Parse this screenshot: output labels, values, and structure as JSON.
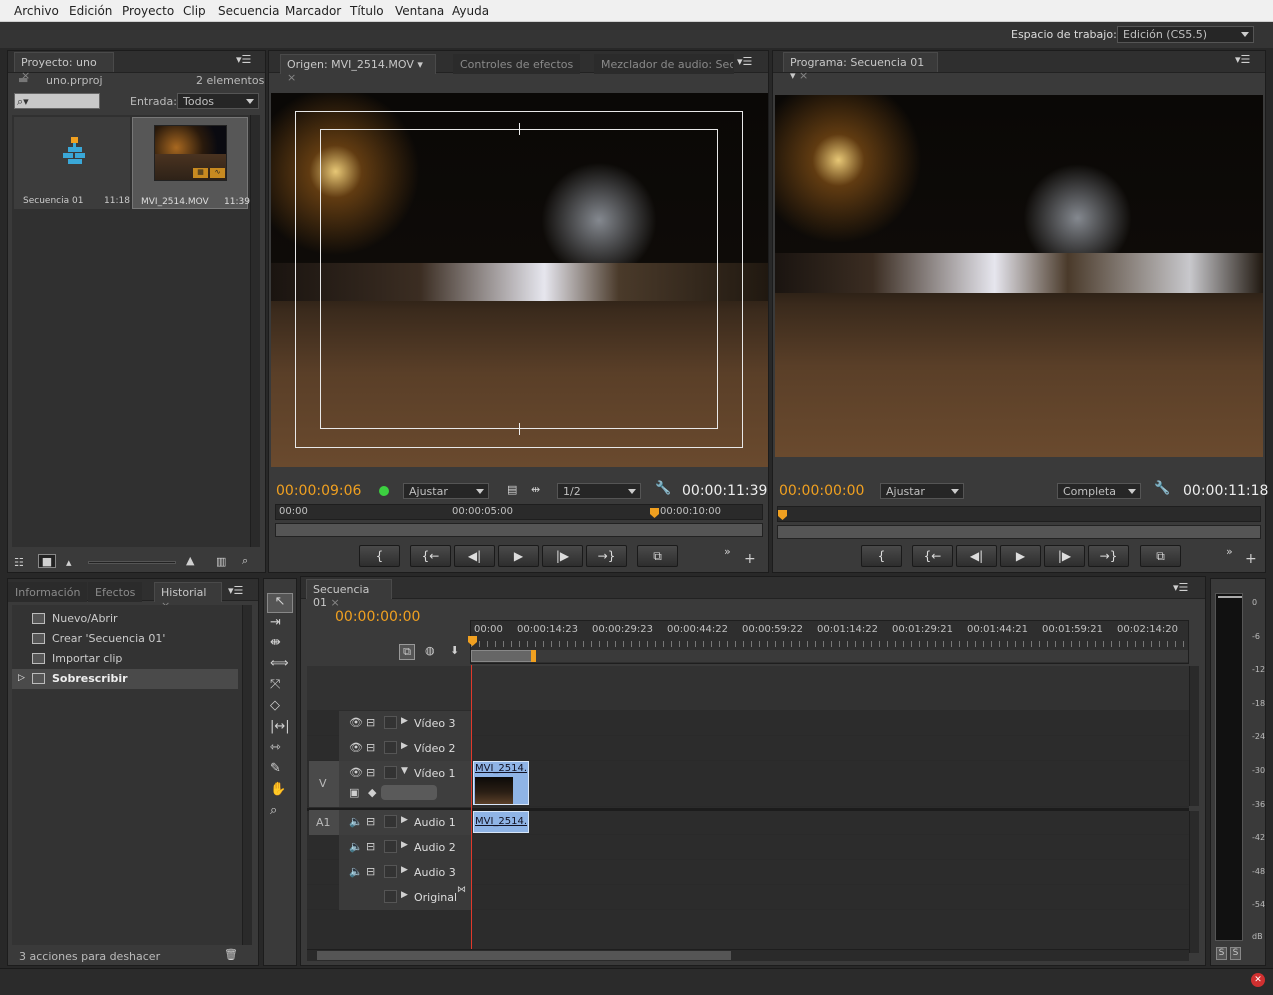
{
  "menu": [
    "Archivo",
    "Edición",
    "Proyecto",
    "Clip",
    "Secuencia",
    "Marcador",
    "Título",
    "Ventana",
    "Ayuda"
  ],
  "workspace": {
    "label": "Espacio de trabajo:",
    "value": "Edición (CS5.5)"
  },
  "project": {
    "tab": "Proyecto: uno",
    "file": "uno.prproj",
    "count": "2 elementos",
    "entrada_label": "Entrada:",
    "entrada_value": "Todos",
    "items": [
      {
        "name": "Secuencia 01",
        "duration": "11:18"
      },
      {
        "name": "MVI_2514.MOV",
        "duration": "11:39"
      }
    ]
  },
  "source": {
    "tabs": [
      "Origen: MVI_2514.MOV",
      "Controles de efectos",
      "Mezclador de audio: Secu"
    ],
    "timecode": "00:00:09:06",
    "fit": "Ajustar",
    "resolution": "1/2",
    "duration": "00:00:11:39",
    "ruler": [
      "00:00",
      "00:00:05:00",
      "00:00:10:00"
    ]
  },
  "program": {
    "tab": "Programa: Secuencia 01",
    "timecode": "00:00:00:00",
    "fit": "Ajustar",
    "resolution": "Completa",
    "duration": "00:00:11:18"
  },
  "history": {
    "tabs": [
      "Información",
      "Efectos",
      "Historial"
    ],
    "items": [
      "Nuevo/Abrir",
      "Crear 'Secuencia 01'",
      "Importar clip",
      "Sobrescribir"
    ],
    "footer": "3 acciones para deshacer"
  },
  "timeline": {
    "tab": "Secuencia 01",
    "timecode": "00:00:00:00",
    "ruler": [
      "00:00",
      "00:00:14:23",
      "00:00:29:23",
      "00:00:44:22",
      "00:00:59:22",
      "00:01:14:22",
      "00:01:29:21",
      "00:01:44:21",
      "00:01:59:21",
      "00:02:14:20"
    ],
    "video_tracks": [
      "Vídeo 3",
      "Vídeo 2",
      "Vídeo 1"
    ],
    "audio_tracks": [
      "Audio 1",
      "Audio 2",
      "Audio 3"
    ],
    "master": "Original",
    "video_target": "V",
    "audio_target": "A1",
    "clip_name": "MVI_2514.",
    "audio_clip_name": "MVI_2514."
  },
  "meter": {
    "labels": [
      "0",
      "-6",
      "-12",
      "-18",
      "-24",
      "-30",
      "-36",
      "-42",
      "-48",
      "-54",
      "dB"
    ],
    "solo": [
      "S",
      "S"
    ]
  },
  "colors": {
    "accent": "#f0a020",
    "clip_blue": "#8fb4e6",
    "playhead": "#e0392b"
  }
}
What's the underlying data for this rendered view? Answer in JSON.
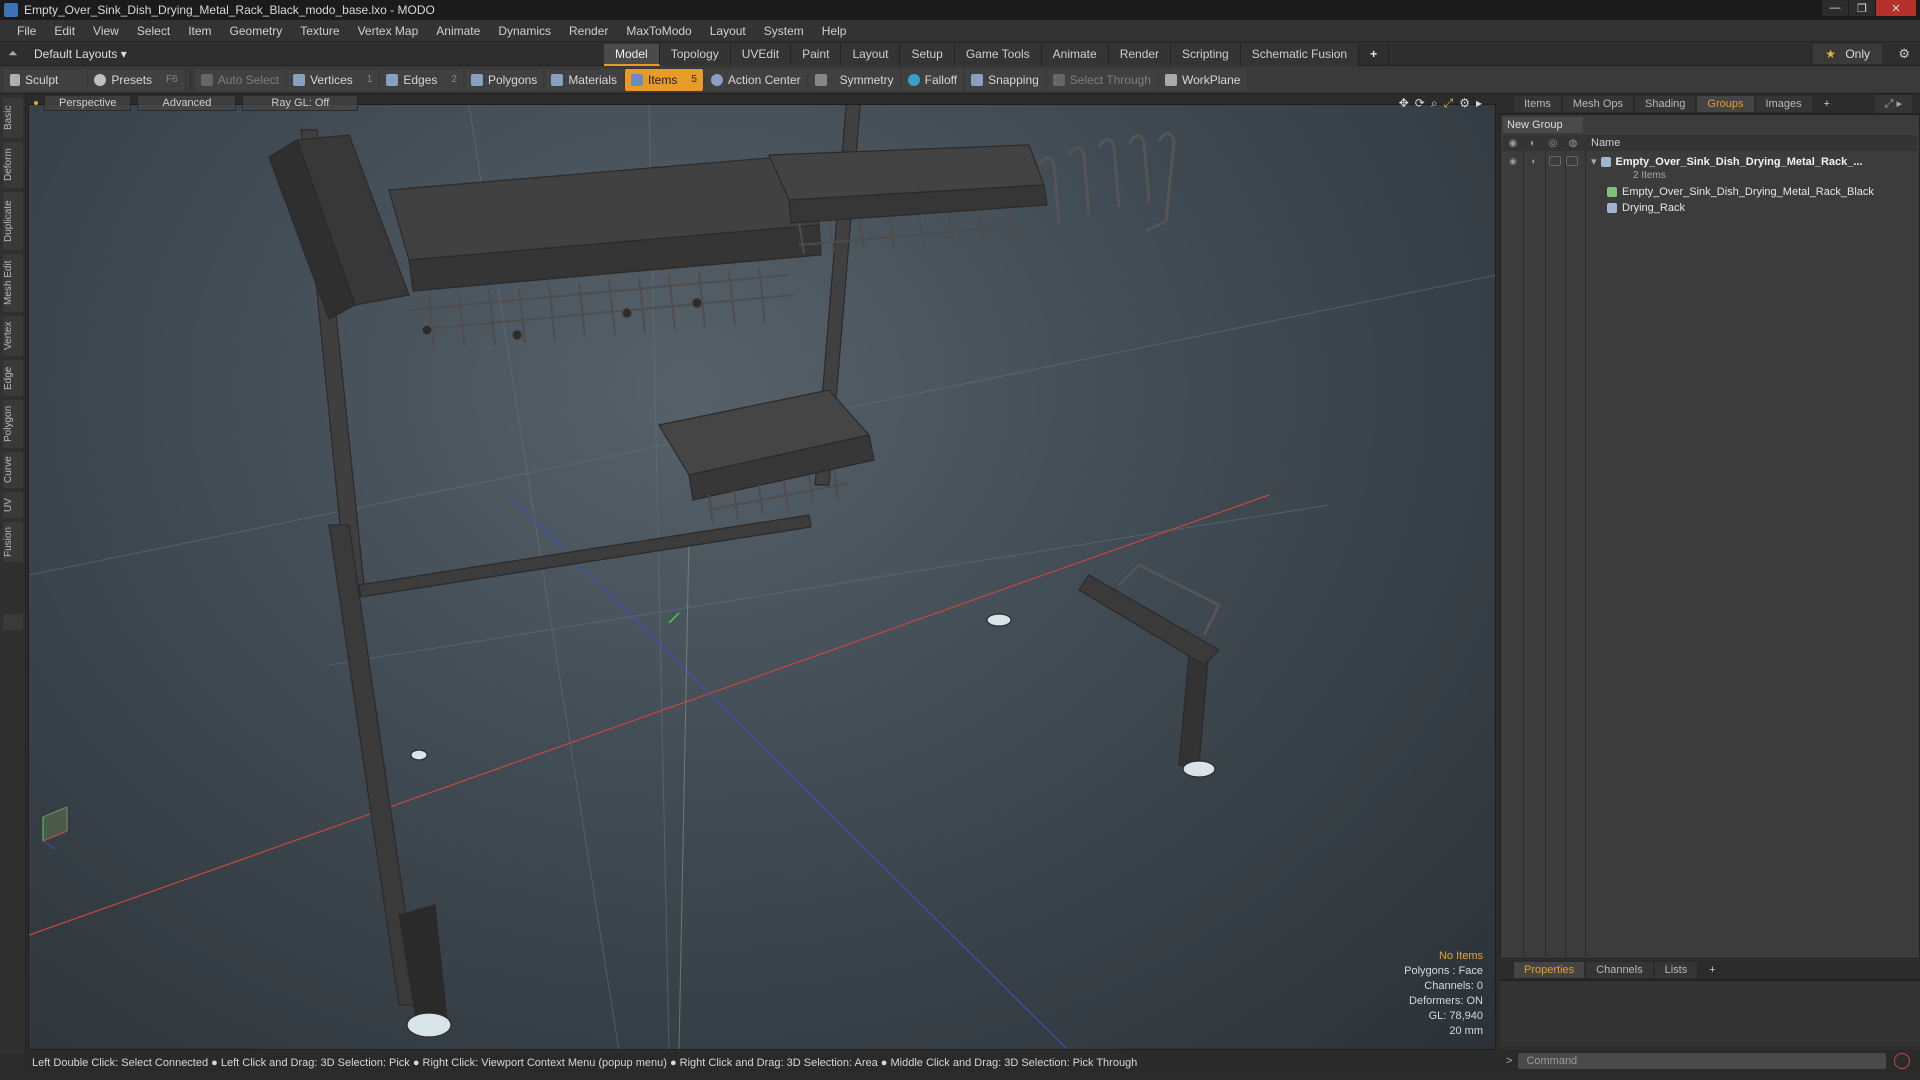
{
  "window": {
    "title": "Empty_Over_Sink_Dish_Drying_Metal_Rack_Black_modo_base.lxo - MODO",
    "controls": [
      "—",
      "❐",
      "✕"
    ]
  },
  "menu": [
    "File",
    "Edit",
    "View",
    "Select",
    "Item",
    "Geometry",
    "Texture",
    "Vertex Map",
    "Animate",
    "Dynamics",
    "Render",
    "MaxToModo",
    "Layout",
    "System",
    "Help"
  ],
  "layout_bar": {
    "layouts_label": "Default Layouts ▾",
    "tabs": [
      "Model",
      "Topology",
      "UVEdit",
      "Paint",
      "Layout",
      "Setup",
      "Game Tools",
      "Animate",
      "Render",
      "Scripting",
      "Schematic Fusion"
    ],
    "active_tab": "Model",
    "plus": "+",
    "only_label": "Only"
  },
  "toolbar": {
    "sculpt": "Sculpt",
    "presets": "Presets",
    "presets_key": "F6",
    "auto_select": "Auto Select",
    "vertices": "Vertices",
    "vertices_count": "1",
    "edges": "Edges",
    "edges_count": "2",
    "polygons": "Polygons",
    "materials": "Materials",
    "items": "Items",
    "items_count": "5",
    "action_center": "Action Center",
    "symmetry": "Symmetry",
    "falloff": "Falloff",
    "snapping": "Snapping",
    "select_through": "Select Through",
    "workplane": "WorkPlane"
  },
  "left_tabs": [
    "Basic",
    "Deform",
    "Duplicate",
    "Mesh Edit",
    "Vertex",
    "Edge",
    "Polygon",
    "Curve",
    "UV",
    "Fusion"
  ],
  "viewport": {
    "view_mode": "Perspective",
    "shading": "Advanced",
    "raygl": "Ray GL: Off",
    "info": {
      "selection": "No Items",
      "polygons": "Polygons : Face",
      "channels": "Channels: 0",
      "deformers": "Deformers: ON",
      "gl": "GL: 78,940",
      "unit": "20 mm"
    }
  },
  "status_bar": "Left Double Click: Select Connected ● Left Click and Drag: 3D Selection: Pick ● Right Click: Viewport Context Menu (popup menu) ● Right Click and Drag: 3D Selection: Area ● Middle Click and Drag: 3D Selection: Pick Through",
  "right_panel": {
    "tabs": [
      "Items",
      "Mesh Ops",
      "Shading",
      "Groups",
      "Images"
    ],
    "active_tab": "Groups",
    "new_group": "New Group",
    "column_name": "Name",
    "tree": [
      {
        "label": "Empty_Over_Sink_Dish_Drying_Metal_Rack_...",
        "sub": "2 Items"
      },
      {
        "label": "Empty_Over_Sink_Dish_Drying_Metal_Rack_Black"
      },
      {
        "label": "Drying_Rack"
      }
    ],
    "bottom_tabs": [
      "Properties",
      "Channels",
      "Lists"
    ],
    "bottom_active": "Properties",
    "command_placeholder": "Command"
  },
  "colors": {
    "accent": "#e89b27",
    "axis_x": "#c8473d",
    "axis_z": "#3b50b8"
  }
}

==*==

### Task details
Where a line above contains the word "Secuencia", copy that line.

### Task answer
    "Secuencia",
        "name": "Secuencia 01",
    "tab": "Programa: Secuencia 01",
      "Crear 'Secuencia 01'",
    "tab": "Secuencia 01",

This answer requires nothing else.